__What to work on__.
Each line of the material below with the word "JSON" is to be reported.

--- Data shown ---

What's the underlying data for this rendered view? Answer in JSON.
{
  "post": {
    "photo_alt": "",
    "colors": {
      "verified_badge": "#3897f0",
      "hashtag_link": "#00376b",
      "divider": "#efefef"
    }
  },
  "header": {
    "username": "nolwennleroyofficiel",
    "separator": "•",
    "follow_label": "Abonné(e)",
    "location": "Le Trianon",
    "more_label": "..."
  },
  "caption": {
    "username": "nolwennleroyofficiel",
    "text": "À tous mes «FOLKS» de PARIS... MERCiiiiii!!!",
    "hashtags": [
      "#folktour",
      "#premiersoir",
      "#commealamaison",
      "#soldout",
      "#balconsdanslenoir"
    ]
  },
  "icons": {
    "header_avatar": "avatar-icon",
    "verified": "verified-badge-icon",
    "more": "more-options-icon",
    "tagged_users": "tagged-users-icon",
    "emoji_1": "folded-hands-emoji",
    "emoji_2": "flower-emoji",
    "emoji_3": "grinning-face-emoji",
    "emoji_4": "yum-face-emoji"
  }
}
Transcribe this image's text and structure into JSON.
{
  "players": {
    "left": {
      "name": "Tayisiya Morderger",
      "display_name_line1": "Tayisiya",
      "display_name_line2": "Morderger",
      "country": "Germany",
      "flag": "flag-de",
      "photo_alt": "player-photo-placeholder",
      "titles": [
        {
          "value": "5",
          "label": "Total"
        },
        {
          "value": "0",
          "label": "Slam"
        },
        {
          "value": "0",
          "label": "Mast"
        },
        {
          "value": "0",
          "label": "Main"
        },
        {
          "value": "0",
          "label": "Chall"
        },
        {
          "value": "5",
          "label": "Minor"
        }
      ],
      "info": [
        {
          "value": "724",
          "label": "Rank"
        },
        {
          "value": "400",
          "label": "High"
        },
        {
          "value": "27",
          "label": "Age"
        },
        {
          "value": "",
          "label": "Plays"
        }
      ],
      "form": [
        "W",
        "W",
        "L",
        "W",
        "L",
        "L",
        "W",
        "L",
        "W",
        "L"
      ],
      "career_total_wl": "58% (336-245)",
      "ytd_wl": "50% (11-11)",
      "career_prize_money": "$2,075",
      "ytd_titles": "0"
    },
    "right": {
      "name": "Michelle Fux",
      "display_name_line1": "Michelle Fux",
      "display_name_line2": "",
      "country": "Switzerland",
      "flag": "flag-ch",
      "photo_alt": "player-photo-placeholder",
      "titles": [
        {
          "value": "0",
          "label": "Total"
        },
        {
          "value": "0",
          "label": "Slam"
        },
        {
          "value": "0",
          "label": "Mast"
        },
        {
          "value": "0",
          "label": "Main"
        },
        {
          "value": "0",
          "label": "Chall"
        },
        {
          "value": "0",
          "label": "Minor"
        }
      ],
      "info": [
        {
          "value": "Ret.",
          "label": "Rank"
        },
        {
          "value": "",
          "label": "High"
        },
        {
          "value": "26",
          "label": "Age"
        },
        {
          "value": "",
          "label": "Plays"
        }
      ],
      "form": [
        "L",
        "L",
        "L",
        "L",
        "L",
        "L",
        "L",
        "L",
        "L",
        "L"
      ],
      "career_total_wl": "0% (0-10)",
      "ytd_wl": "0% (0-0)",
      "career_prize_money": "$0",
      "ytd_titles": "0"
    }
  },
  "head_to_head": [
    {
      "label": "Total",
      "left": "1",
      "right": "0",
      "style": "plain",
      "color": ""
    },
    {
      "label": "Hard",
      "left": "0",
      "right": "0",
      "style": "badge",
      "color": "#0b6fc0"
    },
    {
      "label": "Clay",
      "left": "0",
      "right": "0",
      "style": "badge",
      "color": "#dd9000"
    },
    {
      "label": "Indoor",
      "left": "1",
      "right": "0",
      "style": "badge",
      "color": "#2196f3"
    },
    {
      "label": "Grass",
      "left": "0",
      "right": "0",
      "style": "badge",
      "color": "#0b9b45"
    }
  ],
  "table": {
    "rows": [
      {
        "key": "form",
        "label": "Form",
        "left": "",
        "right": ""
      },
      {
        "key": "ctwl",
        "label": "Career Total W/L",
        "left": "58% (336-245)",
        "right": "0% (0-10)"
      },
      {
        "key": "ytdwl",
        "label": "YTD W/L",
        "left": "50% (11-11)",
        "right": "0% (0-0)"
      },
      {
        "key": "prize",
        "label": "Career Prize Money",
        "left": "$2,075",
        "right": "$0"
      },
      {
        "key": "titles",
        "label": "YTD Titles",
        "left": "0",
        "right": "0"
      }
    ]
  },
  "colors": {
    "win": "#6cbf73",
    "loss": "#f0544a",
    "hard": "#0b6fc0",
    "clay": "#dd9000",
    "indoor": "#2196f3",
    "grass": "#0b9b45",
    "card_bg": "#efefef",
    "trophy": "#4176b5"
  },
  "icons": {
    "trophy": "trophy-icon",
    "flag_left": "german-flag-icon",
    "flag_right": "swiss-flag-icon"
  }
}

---

__Task answer__.
What's the underlying data for this rendered view? Answer in JSON.
Transcribe this image's text and structure into JSON.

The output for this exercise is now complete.